Lemche pointed to supermarket refrigeration condensers as an example.

"These are often elevated above the roof so it can be difficult to force the air across the wetted pad. By comparison, it's a relatively simple process to place fogging nozzles around the perimeter of the condenser. You can also achieve a higher degree of saturation with a fogging system and do a better job of lowering the condenser air temperature."

To further simplify the process, MicroCool recently began shipping its C3 system, a single-skid module that combines a high-pressure pump, a reverse osmosis unit, and all the necessary controls.

"The C3 comes pre-engineered for each project and with a single-point wiring and piping connection," commented Lemche. "That greatly reduces field labor and eliminates installation errors."

While the tendency might be to cubbyhole evaporative fogging as a technology for hot, dry climates, the applications are far more wide reaching.

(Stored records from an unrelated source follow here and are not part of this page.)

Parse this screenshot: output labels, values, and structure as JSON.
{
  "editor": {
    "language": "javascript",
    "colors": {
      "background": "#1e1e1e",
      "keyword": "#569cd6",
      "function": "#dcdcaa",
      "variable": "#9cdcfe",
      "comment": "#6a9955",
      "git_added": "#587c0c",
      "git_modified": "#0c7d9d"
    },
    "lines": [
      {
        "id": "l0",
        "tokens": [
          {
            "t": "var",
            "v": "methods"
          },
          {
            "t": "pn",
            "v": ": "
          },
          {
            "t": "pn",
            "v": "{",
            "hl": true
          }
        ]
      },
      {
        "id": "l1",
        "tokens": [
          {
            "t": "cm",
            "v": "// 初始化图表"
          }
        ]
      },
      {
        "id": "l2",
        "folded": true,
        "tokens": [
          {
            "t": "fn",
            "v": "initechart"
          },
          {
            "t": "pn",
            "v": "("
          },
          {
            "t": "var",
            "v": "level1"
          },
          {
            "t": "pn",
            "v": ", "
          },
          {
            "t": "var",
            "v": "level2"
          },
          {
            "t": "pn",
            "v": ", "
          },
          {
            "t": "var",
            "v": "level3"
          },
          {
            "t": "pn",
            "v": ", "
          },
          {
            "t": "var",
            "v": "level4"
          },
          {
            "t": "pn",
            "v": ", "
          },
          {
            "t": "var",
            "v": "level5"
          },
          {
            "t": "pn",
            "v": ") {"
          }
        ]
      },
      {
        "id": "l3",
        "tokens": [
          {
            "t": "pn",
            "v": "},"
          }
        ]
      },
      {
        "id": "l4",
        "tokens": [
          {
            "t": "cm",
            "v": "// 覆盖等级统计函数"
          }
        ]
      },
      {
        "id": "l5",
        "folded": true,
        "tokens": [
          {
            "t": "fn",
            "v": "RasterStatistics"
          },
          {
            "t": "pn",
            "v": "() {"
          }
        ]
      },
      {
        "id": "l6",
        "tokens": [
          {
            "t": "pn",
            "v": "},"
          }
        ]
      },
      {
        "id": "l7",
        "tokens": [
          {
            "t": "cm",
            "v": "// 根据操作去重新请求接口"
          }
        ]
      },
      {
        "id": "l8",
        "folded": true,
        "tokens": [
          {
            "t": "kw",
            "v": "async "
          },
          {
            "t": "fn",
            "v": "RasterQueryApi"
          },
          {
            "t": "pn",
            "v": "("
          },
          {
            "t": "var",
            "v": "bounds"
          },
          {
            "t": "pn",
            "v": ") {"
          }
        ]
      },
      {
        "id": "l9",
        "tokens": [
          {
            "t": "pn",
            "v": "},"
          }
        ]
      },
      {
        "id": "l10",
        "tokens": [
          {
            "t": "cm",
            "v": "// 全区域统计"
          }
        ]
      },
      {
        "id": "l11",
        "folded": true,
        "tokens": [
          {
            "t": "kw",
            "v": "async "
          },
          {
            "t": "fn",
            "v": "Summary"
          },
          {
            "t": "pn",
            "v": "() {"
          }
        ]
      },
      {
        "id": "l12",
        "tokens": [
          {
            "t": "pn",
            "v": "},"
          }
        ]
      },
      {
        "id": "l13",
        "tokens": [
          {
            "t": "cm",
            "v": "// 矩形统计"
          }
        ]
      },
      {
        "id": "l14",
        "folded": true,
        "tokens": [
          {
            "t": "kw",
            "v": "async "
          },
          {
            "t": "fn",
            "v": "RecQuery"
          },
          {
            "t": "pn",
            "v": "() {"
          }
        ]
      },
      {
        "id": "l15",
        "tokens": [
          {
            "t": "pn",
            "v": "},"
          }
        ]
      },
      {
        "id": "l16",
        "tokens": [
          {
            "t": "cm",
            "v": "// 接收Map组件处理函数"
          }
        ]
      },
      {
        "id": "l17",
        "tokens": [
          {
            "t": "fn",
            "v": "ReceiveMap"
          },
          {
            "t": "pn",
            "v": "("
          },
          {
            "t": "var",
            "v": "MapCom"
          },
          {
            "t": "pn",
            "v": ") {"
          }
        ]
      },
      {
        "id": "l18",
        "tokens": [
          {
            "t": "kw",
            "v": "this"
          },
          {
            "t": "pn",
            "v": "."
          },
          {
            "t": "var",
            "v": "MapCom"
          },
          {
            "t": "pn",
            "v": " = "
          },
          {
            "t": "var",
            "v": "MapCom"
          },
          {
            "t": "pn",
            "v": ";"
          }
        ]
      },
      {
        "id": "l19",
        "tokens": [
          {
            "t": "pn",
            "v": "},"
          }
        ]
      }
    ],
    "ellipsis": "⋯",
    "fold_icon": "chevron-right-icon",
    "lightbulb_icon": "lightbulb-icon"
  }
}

With energy costs having risen dramatically over the last few years, areas like New England have become a hotbed for evaporative fogging systems, according to the company.

"Any cooling system that is short on capacity on peak days is a potential candidate," said Lemche.

"Beyond the capacity increase, customers also realize a reduction in peak demand (kW) and a large decrease in energy use (kWh). In areas like New England, where the electric utility companies offer energy conservation rebate incentives for evaporative fogging, customers can realize a payback of two years or less, which is a 50 percent annual return on investment. That's aw-fully hard to beat."

Publication date:09/18/2006